▸ TASK
Each line in the entries below that holds the string "your" must be copied.

▸ INPUT RECORDS

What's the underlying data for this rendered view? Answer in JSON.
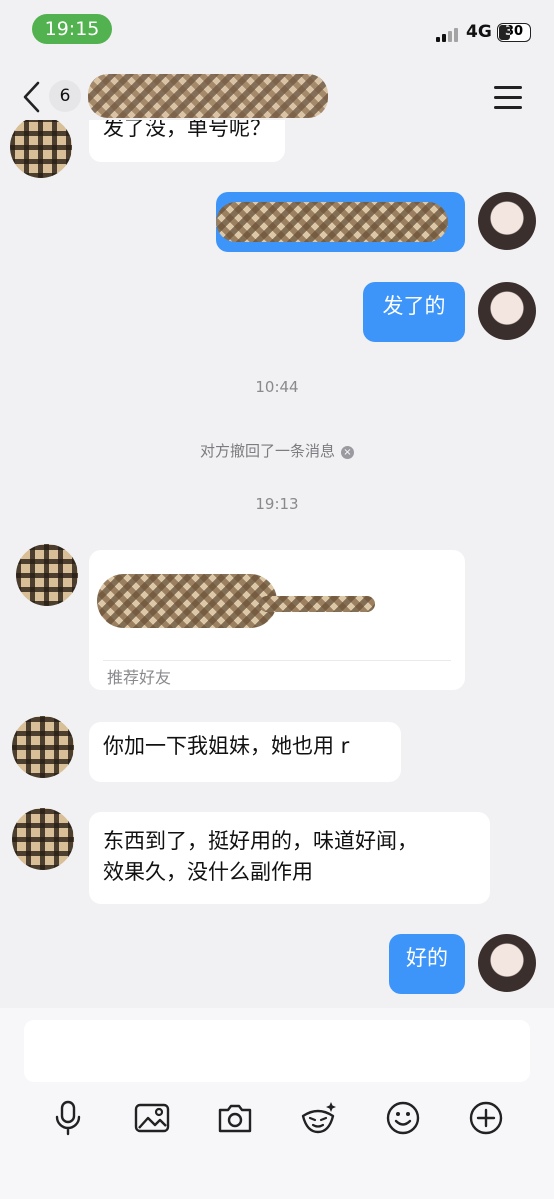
{
  "status_bar": {
    "time": "19:15",
    "network": "4G",
    "battery": "30"
  },
  "nav": {
    "unread_count": "6"
  },
  "messages": {
    "partial_top": "发了没，单号呢？",
    "sent_1": "发了的",
    "time_1": "10:44",
    "recall_notice": "对方撤回了一条消息",
    "recall_icon": "×",
    "time_2": "19:13",
    "card_label": "推荐好友",
    "recv_1": "你加一下我姐妹，她也用 r",
    "recv_2_line1": "东西到了，挺好用的，味道好闻，",
    "recv_2_line2": "效果久，没什么副作用",
    "sent_2": "好的"
  },
  "input": {
    "placeholder": ""
  },
  "toolbar_icons": [
    "microphone-icon",
    "image-icon",
    "camera-icon",
    "sticker-icon",
    "emoji-icon",
    "plus-icon"
  ],
  "colors": {
    "status_pill": "#52b24f",
    "sent_bubble": "#3e95f9",
    "background": "#f1f1f3"
  }
}
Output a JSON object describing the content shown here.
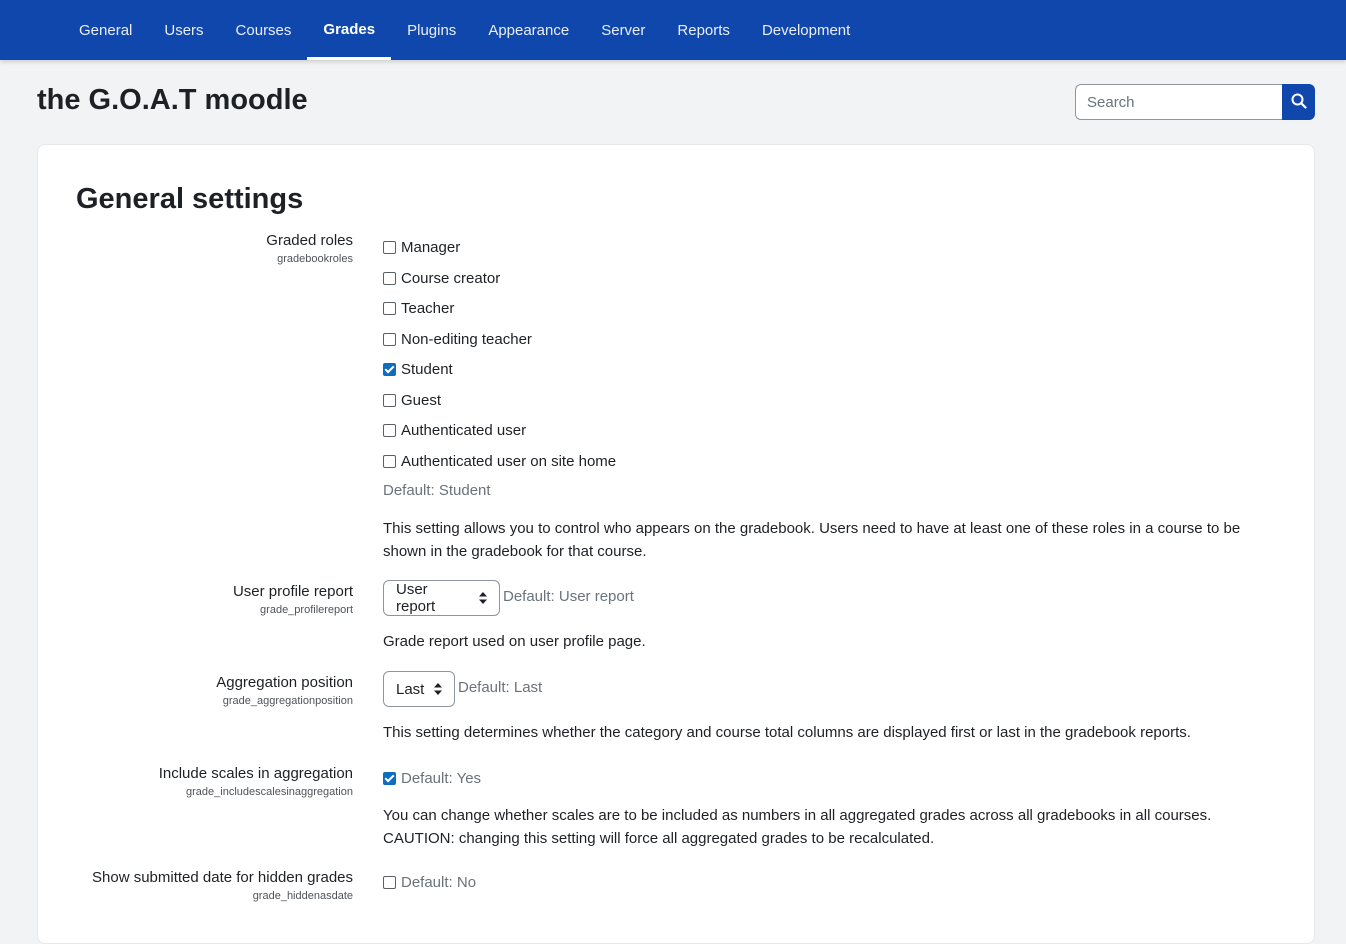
{
  "nav": {
    "items": [
      {
        "label": "General"
      },
      {
        "label": "Users"
      },
      {
        "label": "Courses"
      },
      {
        "label": "Grades",
        "active": true
      },
      {
        "label": "Plugins"
      },
      {
        "label": "Appearance"
      },
      {
        "label": "Server"
      },
      {
        "label": "Reports"
      },
      {
        "label": "Development"
      }
    ]
  },
  "site": {
    "title": "the G.O.A.T moodle"
  },
  "search": {
    "placeholder": "Search",
    "icon": "search-icon"
  },
  "page": {
    "heading": "General settings"
  },
  "settings": {
    "graded_roles": {
      "label": "Graded roles",
      "key": "gradebookroles",
      "options": [
        {
          "label": "Manager",
          "checked": false
        },
        {
          "label": "Course creator",
          "checked": false
        },
        {
          "label": "Teacher",
          "checked": false
        },
        {
          "label": "Non-editing teacher",
          "checked": false
        },
        {
          "label": "Student",
          "checked": true
        },
        {
          "label": "Guest",
          "checked": false
        },
        {
          "label": "Authenticated user",
          "checked": false
        },
        {
          "label": "Authenticated user on site home",
          "checked": false
        }
      ],
      "default": "Default: Student",
      "description": "This setting allows you to control who appears on the gradebook. Users need to have at least one of these roles in a course to be shown in the gradebook for that course."
    },
    "profile_report": {
      "label": "User profile report",
      "key": "grade_profilereport",
      "selected": "User report",
      "default": "Default: User report",
      "description": "Grade report used on user profile page."
    },
    "aggregation_position": {
      "label": "Aggregation position",
      "key": "grade_aggregationposition",
      "selected": "Last",
      "default": "Default: Last",
      "description": "This setting determines whether the category and course total columns are displayed first or last in the gradebook reports."
    },
    "include_scales": {
      "label": "Include scales in aggregation",
      "key": "grade_includescalesinaggregation",
      "checked": true,
      "default": "Default: Yes",
      "description_line1": "You can change whether scales are to be included as numbers in all aggregated grades across all gradebooks in all courses.",
      "description_line2": "CAUTION: changing this setting will force all aggregated grades to be recalculated."
    },
    "hiddenasdate": {
      "label": "Show submitted date for hidden grades",
      "key": "grade_hiddenasdate",
      "checked": false,
      "default": "Default: No"
    }
  },
  "colors": {
    "nav_bg": "#0f47ad",
    "accent": "#0f6cbf",
    "muted": "#6a737b"
  }
}
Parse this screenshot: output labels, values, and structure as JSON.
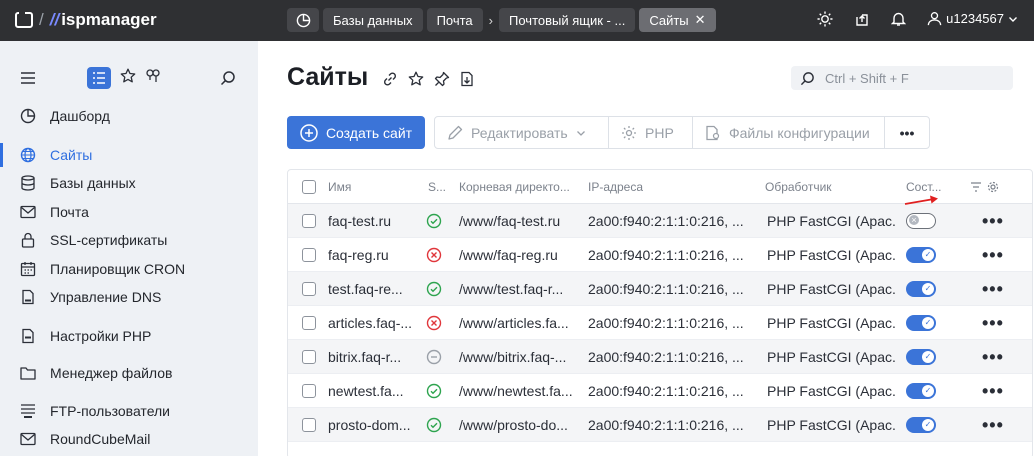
{
  "topbar": {
    "logo_text": "ispmanager",
    "breadcrumbs": [
      "Базы данных",
      "Почта",
      "Почтовый ящик - ...",
      "Сайты"
    ],
    "close_symbol": "✕",
    "username": "u1234567"
  },
  "sidebar": {
    "items": [
      {
        "label": "Дашборд",
        "icon": "dashboard-icon"
      },
      {
        "label": "Сайты",
        "icon": "globe-icon",
        "active": true
      },
      {
        "label": "Базы данных",
        "icon": "database-icon"
      },
      {
        "label": "Почта",
        "icon": "mail-icon"
      },
      {
        "label": "SSL-сертификаты",
        "icon": "lock-icon"
      },
      {
        "label": "Планировщик CRON",
        "icon": "calendar-icon"
      },
      {
        "label": "Управление DNS",
        "icon": "dns-icon"
      },
      {
        "label": "Настройки PHP",
        "icon": "php-icon"
      },
      {
        "label": "Менеджер файлов",
        "icon": "folder-icon"
      },
      {
        "label": "FTP-пользователи",
        "icon": "ftp-icon"
      },
      {
        "label": "RoundCubeMail",
        "icon": "mail-icon"
      }
    ]
  },
  "main": {
    "title": "Сайты",
    "search_placeholder": "Ctrl + Shift + F",
    "toolbar": {
      "create": "Создать сайт",
      "edit": "Редактировать",
      "php": "PHP",
      "configs": "Файлы конфигурации",
      "more": "•••"
    },
    "table": {
      "headers": {
        "name": "Имя",
        "ssl": "S...",
        "root": "Корневая директо...",
        "ip": "IP-адреса",
        "handler": "Обработчик",
        "state": "Сост..."
      },
      "rows": [
        {
          "name": "faq-test.ru",
          "ssl": "ok",
          "root": "/www/faq-test.ru",
          "ip": "2a00:f940:2:1:1:0:216, ...",
          "handler": "PHP FastCGI (Apac...",
          "enabled": false
        },
        {
          "name": "faq-reg.ru",
          "ssl": "error",
          "root": "/www/faq-reg.ru",
          "ip": "2a00:f940:2:1:1:0:216, ...",
          "handler": "PHP FastCGI (Apac...",
          "enabled": true
        },
        {
          "name": "test.faq-re...",
          "ssl": "ok",
          "root": "/www/test.faq-r...",
          "ip": "2a00:f940:2:1:1:0:216, ...",
          "handler": "PHP FastCGI (Apac...",
          "enabled": true
        },
        {
          "name": "articles.faq-...",
          "ssl": "error",
          "root": "/www/articles.fa...",
          "ip": "2a00:f940:2:1:1:0:216, ...",
          "handler": "PHP FastCGI (Apac...",
          "enabled": true
        },
        {
          "name": "bitrix.faq-r...",
          "ssl": "none",
          "root": "/www/bitrix.faq-...",
          "ip": "2a00:f940:2:1:1:0:216, ...",
          "handler": "PHP FastCGI (Apac...",
          "enabled": true
        },
        {
          "name": "newtest.fa...",
          "ssl": "ok",
          "root": "/www/newtest.fa...",
          "ip": "2a00:f940:2:1:1:0:216, ...",
          "handler": "PHP FastCGI (Apac...",
          "enabled": true
        },
        {
          "name": "prosto-dom...",
          "ssl": "ok",
          "root": "/www/prosto-do...",
          "ip": "2a00:f940:2:1:1:0:216, ...",
          "handler": "PHP FastCGI (Apac...",
          "enabled": true
        }
      ],
      "row_menu": "•••"
    }
  },
  "colors": {
    "accent": "#3b74d8",
    "ok": "#2ea44f",
    "error": "#e0363b",
    "arrow": "#e02020"
  }
}
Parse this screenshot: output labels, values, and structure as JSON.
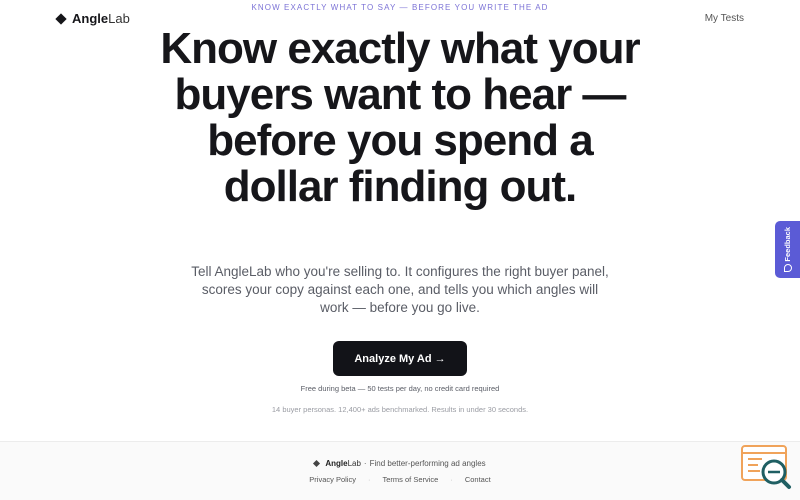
{
  "nav": {
    "brand_bold": "Angle",
    "brand_rest": "Lab",
    "tagline": "KNOW EXACTLY WHAT TO SAY — BEFORE YOU WRITE THE AD",
    "my_tests": "My Tests"
  },
  "hero": {
    "headline": "Know exactly what your buyers want to hear — before you spend a dollar finding out.",
    "subtext": "Tell AngleLab who you're selling to. It configures the right buyer panel, scores your copy against each one, and tells you which angles will work — before you go live.",
    "cta_label": "Analyze My Ad →",
    "note": "Free during beta — 50 tests per day, no credit card required",
    "stats": "14 buyer personas. 12,400+ ads benchmarked. Results in under 30 seconds."
  },
  "footer": {
    "brand_bold": "Angle",
    "brand_rest": "Lab",
    "brand_sep": "·",
    "tagline": "Find better-performing ad angles",
    "links": [
      "Privacy Policy",
      "Terms of Service",
      "Contact"
    ],
    "link_sep": "·"
  },
  "feedback": {
    "label": "Feedback"
  },
  "colors": {
    "accent": "#5b5bd6",
    "tagline": "#7c73d6",
    "cta_bg": "#121318",
    "widget_orange": "#f0a35a",
    "widget_teal": "#1f5f63"
  }
}
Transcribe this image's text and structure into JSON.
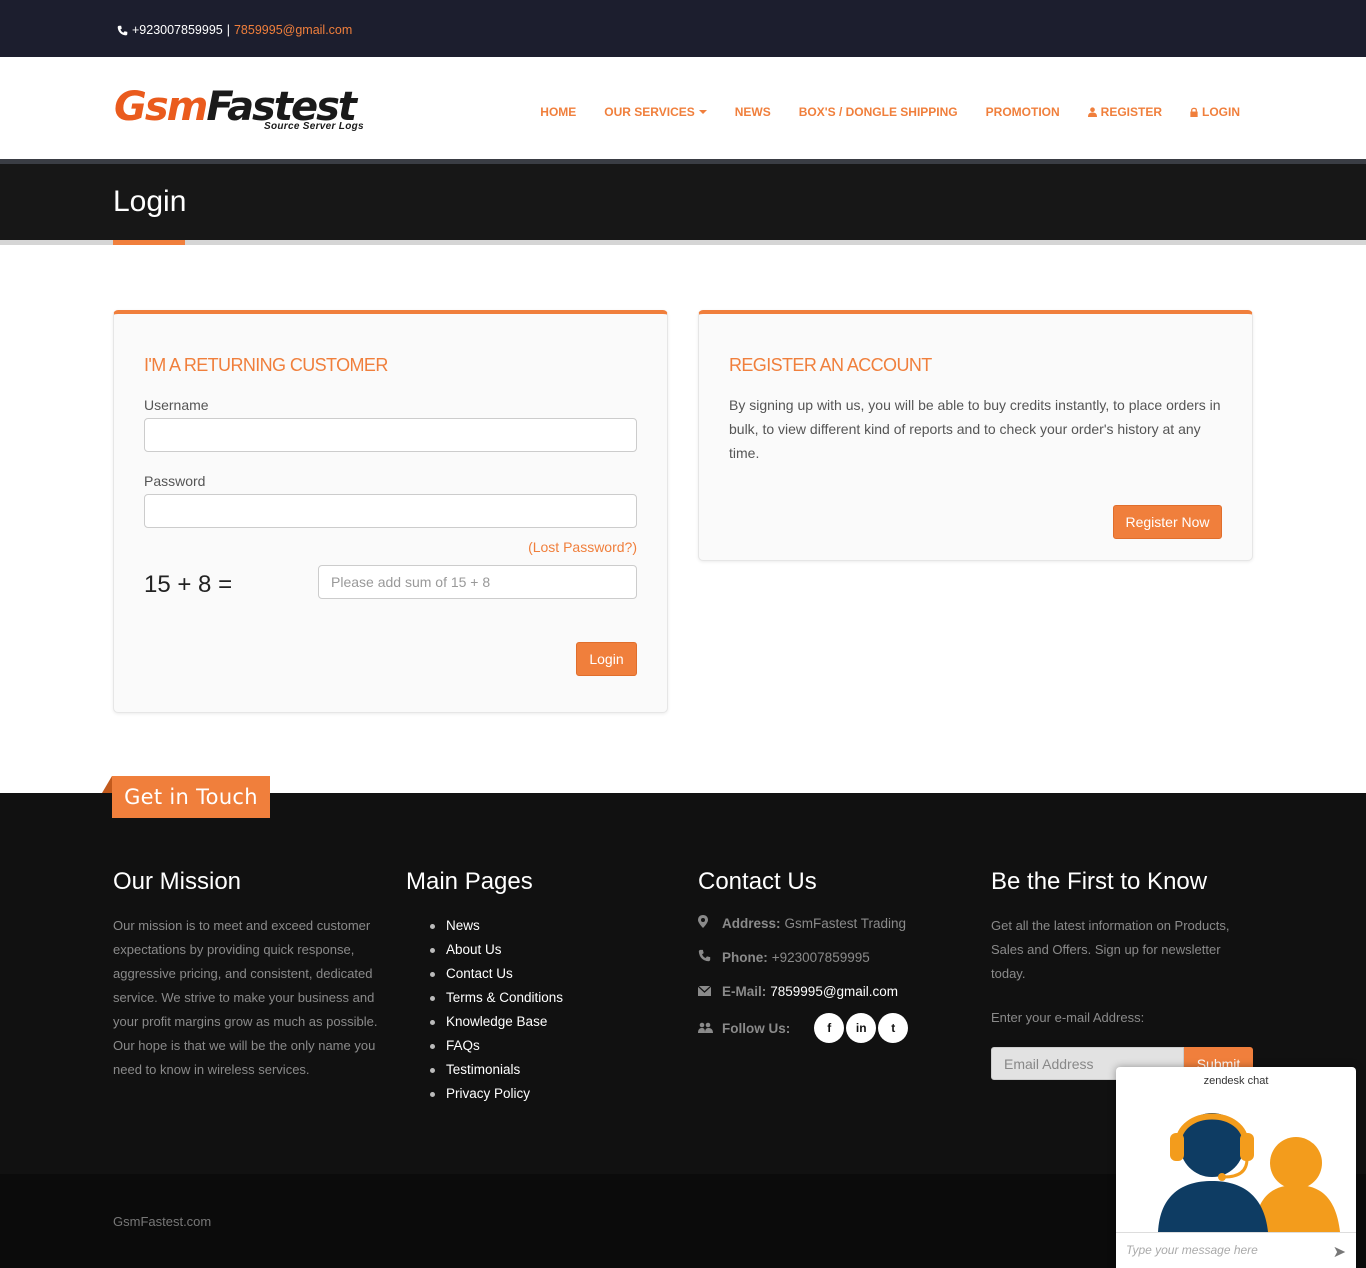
{
  "topbar": {
    "phone": "+923007859995",
    "separator": "|",
    "email": "7859995@gmail.com"
  },
  "logo": {
    "part1": "Gsm",
    "part2": "Fastest",
    "tagline": "Source Server Logs"
  },
  "nav": {
    "home": "HOME",
    "services": "OUR SERVICES",
    "news": "NEWS",
    "shipping": "BOX'S / DONGLE SHIPPING",
    "promotion": "PROMOTION",
    "register": "REGISTER",
    "login": "LOGIN"
  },
  "page_title": "Login",
  "login_panel": {
    "heading": "I'M A RETURNING CUSTOMER",
    "username_label": "Username",
    "password_label": "Password",
    "lost_password": "(Lost Password?)",
    "captcha_question": "15 + 8 =",
    "captcha_placeholder": "Please add sum of 15 + 8",
    "login_button": "Login"
  },
  "register_panel": {
    "heading": "REGISTER AN ACCOUNT",
    "text": "By signing up with us, you will be able to buy credits instantly, to place orders in bulk, to view different kind of reports and to check your order's history at any time.",
    "button": "Register Now"
  },
  "footer": {
    "badge": "Get in Touch",
    "mission": {
      "title": "Our Mission",
      "text": "Our mission is to meet and exceed customer expectations by providing quick response, aggressive pricing, and consistent, dedicated service. We strive to make your business and your profit margins grow as much as possible. Our hope is that we will be the only name you need to know in wireless services."
    },
    "pages": {
      "title": "Main Pages",
      "items": [
        "News",
        "About Us",
        "Contact Us",
        "Terms & Conditions",
        "Knowledge Base",
        "FAQs",
        "Testimonials",
        "Privacy Policy"
      ]
    },
    "contact": {
      "title": "Contact Us",
      "address_label": "Address:",
      "address": "GsmFastest Trading",
      "phone_label": "Phone:",
      "phone": "+923007859995",
      "email_label": "E-Mail:",
      "email": "7859995@gmail.com",
      "follow_label": "Follow Us:",
      "social": [
        "f",
        "in",
        "t"
      ]
    },
    "newsletter": {
      "title": "Be the First to Know",
      "text": "Get all the latest information on Products, Sales and Offers. Sign up for newsletter today.",
      "enter_label": "Enter your e-mail Address:",
      "placeholder": "Email Address",
      "button": "Submit"
    },
    "copyright": "GsmFastest.com"
  },
  "chat": {
    "title": "zendesk chat",
    "placeholder": "Type your message here"
  },
  "colors": {
    "accent": "#f07f3c",
    "dark": "#171717",
    "topbar": "#1c1e2e"
  }
}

▸ ANSWER BOX
    "headline": "Know exactly what your buyers want to hear — before you spend a dollar finding out.",
    "subtext": "Tell AngleLab who you're selling to. It configures the right buyer panel, scores your copy against each one, and tells you which angles will work — before you go live.",
    "text": "By signing up with us, you will be able to buy credits instantly, to place orders in bulk, to view different kind of reports and to check your order's history at any time.",
      "text": "Our mission is to meet and exceed customer expectations by providing quick response, aggressive pricing, and consistent, dedicated service. We strive to make your business and your profit margins grow as much as possible. Our hope is that we will be the only name you need to know in wireless services."
      "enter_label": "Enter your e-mail Address:",
    "placeholder": "Type your message here"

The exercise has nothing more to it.